January 19, 1983

Seventy evangelical Christian leaders form the Berean League to “carry out a Christian’s stewardship responsibilities for civil government” and address the “void of Christian leadership” in the Minnesota legislature following the 1982 elections.

May 1983

The Berean League celebrates advocacy work leading to the defeat of a bill sponsored by state senator Allan Spear that would have prohibited discrimination based on “sexual or affectional orientation.”

April 29, 1985

Gay and lesbian organizations host a community forum at the Hennepin County Government Center to address the Berean League’s publication of Are Gay “Rights”, Right?, by Roger Magnuson.

November 10, 1986

The Minnesota Department of Health (MDH) circulates a draft discussion paper on “Noncompliant AIDS Human Immunodeficiency Virus (HIV) Carriers.”

January 15, 1987

MDH meets with gay community leaders at Wesley United Methodist Church regarding proposed legislation. GLC Voice editor Tim Campbell criticizes MDH for downplaying the effectiveness of condoms and mishandling noncompliance cases.

May 26, 1987

Senate File 1046 becomes law, giving the Commissioner of Public Health authority to quarantine noncompliant carriers of HIV/AIDS. Sponsors argue this reduces MDH’s quarantine powers; activists counter it legalizes broad discrimination against gay people.

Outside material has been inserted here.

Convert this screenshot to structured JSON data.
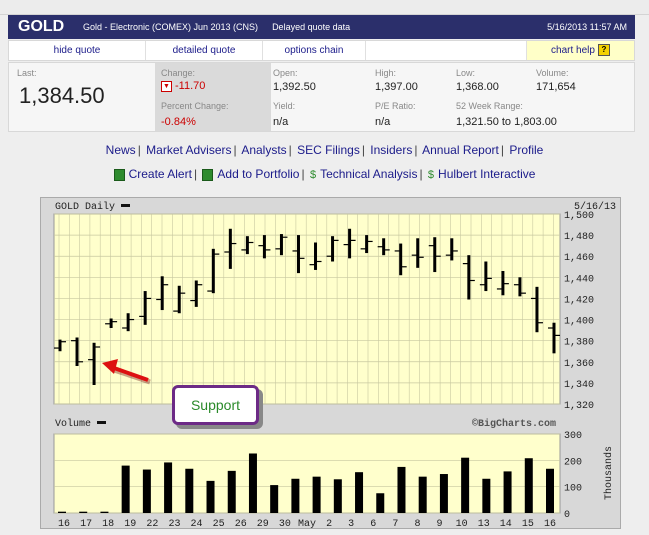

June 1987

The AIDS Cover Up, a book by Gene Antonio, is promoted in Fire Reserve Focus (the Minneapolis Fire Department’s newsletter). Minneapolis public health officials later correct misinformation about the spread of HIV.

September 28, 1987

The Mankato City Council votes down an amendment adding sexual orientation to an existing human rights ordinance forbidding discrimination in housing, employment, public accommodations, and services. Defeat is attributed to lobbying by the Berean League.

October 3, 1987

Dr. David Pence of the Berean League defends the use of police-enforced quarantine to combat HIV during a Minnesota Press Club debate with Frank Rhame (U of M) and Michael Osterholm (MDH). Minneapolis Public Schools Radio broadcasts the event.

October 10, 1987

Grand Avenue Church in South Minneapolis hosts a community forum on HIV/AIDS. Radiology resident David Pence advocates for contact tracing, forced quarantine, and the closure of gay bathhouses.


The Berean League publishes Values in public education: AIDS education, the Trojan horse of the sexual revolution: common sense, good health, and moral discipline. The title is part of a project launched at the 1987 conference.

May 1989

A school district in Mora, Minnesota, suspends its sex education curriculum as a result of pressure from Concerned Parents for Abstinence (CPA), a local parent group receiving support from the Berean League.


The Berean League changes its name to the Minnesota Family Council.


The Minnesota Human Rights Act is amended to prohibit discrimination based on sexual orientation and gender identity.